If you're at all into enthusiast computing, the highly anticipated single player, FPS smash-hit Crysis, should require no introduction. Crytek's game engine produces some stunning visuals that are easily the most impressive real-time 3D renderings we've seen on the PC to date.  The engine employs some of the latest techniques in 3D rendering like Parallax Occlusion Mapping, Subsurface Scattering, Motion Blur and Depth-of-Field effects, as well as some of the most impressive use of Shader technology we've seen yet.  In short, for those of you that want to skip the technical jib-jab, Crysis is a beast of a game.  We ran the full game patched to v1.2 with all of its visual options set to 'High' to put a significant load on the graphics cards being tested  A custom demo recorded on the Island level was used throughout testing.

With Crysis on high image quality and at 1920X1200 resolution, you can see that all of cards we tested, though they are some of the fastest on the market today, all broke a sweat trying to handle the rendering workload of this game engine.  The GTX 280 cards, including MSI's N280GTX all stacked up together right on top of the AMD Radeon HD 4870 X2, partially due to the fact that AMD still has some driver optimization ahead of them for this game and multi-GPU configurations.  As you can see, the GeForce 9800 GX2 dual-GPU card actually offer a bit more headroom but nothing too significant.

Final Assessment and Rating

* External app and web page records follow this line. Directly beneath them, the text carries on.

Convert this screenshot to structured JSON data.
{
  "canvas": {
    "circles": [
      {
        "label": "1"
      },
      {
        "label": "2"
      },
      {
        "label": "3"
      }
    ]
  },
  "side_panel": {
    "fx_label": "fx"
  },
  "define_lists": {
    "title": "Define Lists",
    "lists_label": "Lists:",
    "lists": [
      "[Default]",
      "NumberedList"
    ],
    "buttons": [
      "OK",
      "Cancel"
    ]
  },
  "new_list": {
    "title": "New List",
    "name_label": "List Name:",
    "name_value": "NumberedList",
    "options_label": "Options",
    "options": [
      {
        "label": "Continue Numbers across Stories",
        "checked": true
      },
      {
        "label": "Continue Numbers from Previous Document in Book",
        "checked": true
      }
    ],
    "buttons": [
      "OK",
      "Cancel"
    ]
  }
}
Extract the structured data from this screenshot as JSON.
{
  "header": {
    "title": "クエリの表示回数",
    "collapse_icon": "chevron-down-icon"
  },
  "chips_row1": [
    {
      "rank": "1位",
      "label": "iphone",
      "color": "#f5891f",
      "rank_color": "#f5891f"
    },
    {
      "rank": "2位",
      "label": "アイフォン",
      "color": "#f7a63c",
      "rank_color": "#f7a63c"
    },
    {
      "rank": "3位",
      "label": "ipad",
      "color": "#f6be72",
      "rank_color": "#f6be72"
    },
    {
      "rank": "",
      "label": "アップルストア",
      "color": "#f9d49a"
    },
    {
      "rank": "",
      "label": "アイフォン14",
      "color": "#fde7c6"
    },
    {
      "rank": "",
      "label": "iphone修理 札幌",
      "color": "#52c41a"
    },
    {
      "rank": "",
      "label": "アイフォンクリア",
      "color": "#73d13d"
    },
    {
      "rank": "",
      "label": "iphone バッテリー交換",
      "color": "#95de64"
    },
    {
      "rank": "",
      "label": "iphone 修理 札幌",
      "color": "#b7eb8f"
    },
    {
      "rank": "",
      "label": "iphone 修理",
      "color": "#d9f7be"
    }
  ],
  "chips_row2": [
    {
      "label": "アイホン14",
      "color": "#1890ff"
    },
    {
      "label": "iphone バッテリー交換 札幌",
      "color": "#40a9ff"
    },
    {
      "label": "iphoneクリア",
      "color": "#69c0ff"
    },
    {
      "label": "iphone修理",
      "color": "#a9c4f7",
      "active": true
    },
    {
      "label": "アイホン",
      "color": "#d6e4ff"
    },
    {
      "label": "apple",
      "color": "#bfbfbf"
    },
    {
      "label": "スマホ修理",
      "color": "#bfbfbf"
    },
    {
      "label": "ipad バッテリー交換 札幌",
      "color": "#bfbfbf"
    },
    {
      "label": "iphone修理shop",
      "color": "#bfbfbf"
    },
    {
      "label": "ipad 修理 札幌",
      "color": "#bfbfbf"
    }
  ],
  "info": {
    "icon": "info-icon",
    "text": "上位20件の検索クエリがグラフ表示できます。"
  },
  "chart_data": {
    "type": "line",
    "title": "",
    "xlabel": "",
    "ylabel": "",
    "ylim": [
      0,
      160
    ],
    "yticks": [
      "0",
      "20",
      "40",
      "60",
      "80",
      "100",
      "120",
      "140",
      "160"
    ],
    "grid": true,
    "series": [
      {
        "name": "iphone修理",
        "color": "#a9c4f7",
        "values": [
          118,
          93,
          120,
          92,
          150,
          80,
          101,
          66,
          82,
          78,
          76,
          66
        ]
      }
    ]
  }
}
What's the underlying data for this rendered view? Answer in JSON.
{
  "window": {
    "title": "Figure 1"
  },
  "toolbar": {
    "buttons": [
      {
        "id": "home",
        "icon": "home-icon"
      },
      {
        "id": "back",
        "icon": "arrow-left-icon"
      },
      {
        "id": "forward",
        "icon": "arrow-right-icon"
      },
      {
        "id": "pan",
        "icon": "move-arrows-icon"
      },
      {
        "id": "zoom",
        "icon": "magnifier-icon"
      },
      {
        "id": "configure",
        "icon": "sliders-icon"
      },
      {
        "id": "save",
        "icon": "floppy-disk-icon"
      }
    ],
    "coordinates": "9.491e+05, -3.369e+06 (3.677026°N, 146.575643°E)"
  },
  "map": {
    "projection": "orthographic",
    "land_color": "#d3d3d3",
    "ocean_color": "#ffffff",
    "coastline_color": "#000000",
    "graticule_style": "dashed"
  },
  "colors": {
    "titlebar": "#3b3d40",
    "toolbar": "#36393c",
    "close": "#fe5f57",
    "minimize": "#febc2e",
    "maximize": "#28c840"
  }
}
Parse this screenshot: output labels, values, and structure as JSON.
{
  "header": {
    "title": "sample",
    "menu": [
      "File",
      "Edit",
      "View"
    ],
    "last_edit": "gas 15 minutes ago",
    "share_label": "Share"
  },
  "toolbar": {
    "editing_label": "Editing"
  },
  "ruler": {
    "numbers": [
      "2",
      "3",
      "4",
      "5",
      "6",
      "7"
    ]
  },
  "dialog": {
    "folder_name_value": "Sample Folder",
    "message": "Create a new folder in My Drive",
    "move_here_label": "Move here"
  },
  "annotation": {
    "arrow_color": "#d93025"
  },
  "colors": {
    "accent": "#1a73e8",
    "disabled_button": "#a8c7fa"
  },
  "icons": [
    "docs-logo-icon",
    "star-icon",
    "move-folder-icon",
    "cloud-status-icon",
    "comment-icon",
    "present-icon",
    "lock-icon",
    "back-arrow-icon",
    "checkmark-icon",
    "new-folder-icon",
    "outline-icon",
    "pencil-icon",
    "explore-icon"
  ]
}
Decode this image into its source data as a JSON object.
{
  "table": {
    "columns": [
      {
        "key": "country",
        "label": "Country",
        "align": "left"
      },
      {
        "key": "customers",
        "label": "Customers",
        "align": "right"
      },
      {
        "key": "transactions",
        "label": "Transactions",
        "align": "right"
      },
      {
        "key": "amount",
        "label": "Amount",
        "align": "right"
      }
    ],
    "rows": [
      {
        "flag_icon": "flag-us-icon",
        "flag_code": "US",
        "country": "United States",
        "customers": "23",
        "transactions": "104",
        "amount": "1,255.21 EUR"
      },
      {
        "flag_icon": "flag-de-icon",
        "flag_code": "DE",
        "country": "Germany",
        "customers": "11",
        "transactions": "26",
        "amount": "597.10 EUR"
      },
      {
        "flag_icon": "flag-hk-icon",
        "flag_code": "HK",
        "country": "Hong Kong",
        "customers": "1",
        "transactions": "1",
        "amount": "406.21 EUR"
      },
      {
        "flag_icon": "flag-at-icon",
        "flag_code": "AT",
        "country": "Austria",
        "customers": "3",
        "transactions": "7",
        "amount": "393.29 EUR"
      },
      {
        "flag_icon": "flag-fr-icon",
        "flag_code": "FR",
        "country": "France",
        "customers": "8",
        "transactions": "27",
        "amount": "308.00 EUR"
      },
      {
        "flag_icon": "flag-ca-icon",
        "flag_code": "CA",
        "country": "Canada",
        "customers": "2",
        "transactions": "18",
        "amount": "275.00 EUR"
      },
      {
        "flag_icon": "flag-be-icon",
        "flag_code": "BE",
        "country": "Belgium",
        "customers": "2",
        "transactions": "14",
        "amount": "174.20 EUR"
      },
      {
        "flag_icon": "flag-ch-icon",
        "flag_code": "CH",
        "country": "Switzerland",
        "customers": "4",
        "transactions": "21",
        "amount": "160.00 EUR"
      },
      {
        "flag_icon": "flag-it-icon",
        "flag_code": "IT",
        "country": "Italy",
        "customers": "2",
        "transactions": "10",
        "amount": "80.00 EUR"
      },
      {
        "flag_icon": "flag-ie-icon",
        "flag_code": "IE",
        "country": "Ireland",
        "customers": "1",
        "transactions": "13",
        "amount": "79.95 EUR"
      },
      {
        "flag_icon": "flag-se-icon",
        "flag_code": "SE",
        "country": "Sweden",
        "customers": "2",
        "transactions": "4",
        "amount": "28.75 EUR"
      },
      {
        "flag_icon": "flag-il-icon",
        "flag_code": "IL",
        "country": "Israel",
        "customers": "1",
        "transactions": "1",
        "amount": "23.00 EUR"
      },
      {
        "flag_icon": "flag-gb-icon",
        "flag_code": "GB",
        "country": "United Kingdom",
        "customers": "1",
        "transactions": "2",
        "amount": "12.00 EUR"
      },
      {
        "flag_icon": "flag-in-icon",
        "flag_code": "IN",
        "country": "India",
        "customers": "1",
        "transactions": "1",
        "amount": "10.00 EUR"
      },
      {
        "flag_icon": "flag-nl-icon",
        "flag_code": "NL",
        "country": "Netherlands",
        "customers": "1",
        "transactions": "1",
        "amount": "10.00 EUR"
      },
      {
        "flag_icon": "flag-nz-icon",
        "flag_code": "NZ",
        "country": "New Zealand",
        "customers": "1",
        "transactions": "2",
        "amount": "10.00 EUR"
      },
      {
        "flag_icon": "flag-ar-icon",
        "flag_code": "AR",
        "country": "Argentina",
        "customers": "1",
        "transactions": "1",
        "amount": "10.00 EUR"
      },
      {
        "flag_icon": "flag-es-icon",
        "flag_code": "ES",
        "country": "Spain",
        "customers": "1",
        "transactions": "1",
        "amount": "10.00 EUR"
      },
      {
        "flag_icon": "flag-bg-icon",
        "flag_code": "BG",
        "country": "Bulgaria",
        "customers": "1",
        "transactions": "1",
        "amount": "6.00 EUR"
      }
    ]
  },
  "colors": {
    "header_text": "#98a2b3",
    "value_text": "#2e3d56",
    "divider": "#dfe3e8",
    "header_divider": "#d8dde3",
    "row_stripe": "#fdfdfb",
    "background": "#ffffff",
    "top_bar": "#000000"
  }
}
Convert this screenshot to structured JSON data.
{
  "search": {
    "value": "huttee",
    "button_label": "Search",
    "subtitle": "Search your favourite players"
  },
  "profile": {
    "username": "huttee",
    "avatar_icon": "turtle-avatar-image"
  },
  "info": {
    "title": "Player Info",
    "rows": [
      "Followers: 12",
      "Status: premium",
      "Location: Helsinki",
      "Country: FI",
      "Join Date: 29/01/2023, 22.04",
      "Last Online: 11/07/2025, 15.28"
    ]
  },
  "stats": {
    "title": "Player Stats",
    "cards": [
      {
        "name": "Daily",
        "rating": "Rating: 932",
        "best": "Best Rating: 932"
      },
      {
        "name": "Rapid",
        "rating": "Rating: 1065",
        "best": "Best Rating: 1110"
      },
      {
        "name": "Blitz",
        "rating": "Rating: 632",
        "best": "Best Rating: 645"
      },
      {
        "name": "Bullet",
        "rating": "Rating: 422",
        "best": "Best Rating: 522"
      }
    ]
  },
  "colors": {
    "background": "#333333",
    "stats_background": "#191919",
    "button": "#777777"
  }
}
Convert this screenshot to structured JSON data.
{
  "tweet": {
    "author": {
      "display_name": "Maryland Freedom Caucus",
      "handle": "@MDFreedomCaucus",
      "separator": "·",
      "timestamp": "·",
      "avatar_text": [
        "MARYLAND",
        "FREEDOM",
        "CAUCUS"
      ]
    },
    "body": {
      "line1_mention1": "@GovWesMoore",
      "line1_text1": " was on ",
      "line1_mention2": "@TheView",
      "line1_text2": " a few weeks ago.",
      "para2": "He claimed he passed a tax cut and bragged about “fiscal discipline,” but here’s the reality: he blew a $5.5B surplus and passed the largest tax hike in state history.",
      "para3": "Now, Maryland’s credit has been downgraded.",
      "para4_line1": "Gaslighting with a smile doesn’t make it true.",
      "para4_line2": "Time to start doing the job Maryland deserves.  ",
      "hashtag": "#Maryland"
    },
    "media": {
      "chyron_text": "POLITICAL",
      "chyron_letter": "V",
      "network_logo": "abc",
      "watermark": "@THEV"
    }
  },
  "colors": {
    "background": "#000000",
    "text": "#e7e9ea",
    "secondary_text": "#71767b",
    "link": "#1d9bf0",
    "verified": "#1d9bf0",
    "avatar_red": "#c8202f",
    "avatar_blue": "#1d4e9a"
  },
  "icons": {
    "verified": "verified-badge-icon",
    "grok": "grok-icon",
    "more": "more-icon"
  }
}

Performance Summary: Summarizing the performance of MSI's N280GTX-T2D1GOC GeForce GTX 280 card is relatively painless as there aren't any grand revelations to explain.  In all of the tests we put the MSI card through, we observed highly competitive performance compared to other GeForce GTX 280 cards in our tests and other graphics cards in its weight-class.  Though the N280GTX-T2D1GOC is clocked slightly slower than our competing reference GTX 280 cards from Asus and EVGA, the performance delta was completely negligible and not significant enough to exhibit any perceivable real-world performance variance.  We'd also add that end users could easily overclock the card to identical specifications of other overclocked offerings on the market, if they so choose.

Since the MSI N280GTX-T2D1GOC doesn't offer any real stand-out specifications or features, in the final analysis, price plays an important role in our overall perspective of the product.  Fortunately, this is a strong suit currently for NVIDIA GeForce GTX 280 cards in the market, where heavy price cuts have already been levied that offer the consumer a much better value in the product compared to its cost structure back on launch day.

Currently, you can find the MSI N280GTX-T2D1GOC card at 
places like NewEgg for around $418 after $25 mail-in rebate. This places MSI's version of the GeForce GTX 280 right in the middle of the hunt for some of the best values available for NVIDIA's new flagship GPU.  Though we were rather unimpressed by MSI's lack-luster bundle with this graphics card, as well as its modest factory-set overclock, the net-net of this frugal configuration is a competitively priced high-end graphics card that knocks out some of the best frame rates and visuals in 3D graphics that are currently available on the market.

  • Top-Shelf Performance
  • PhysX and CUDA Support 
  • Quiet
  • Recent Price Reductions
  • 1 Year Warranty
  • Modest Factory Overclock 
  • Lack-Luster Bundle

Content Property of HotHardware.com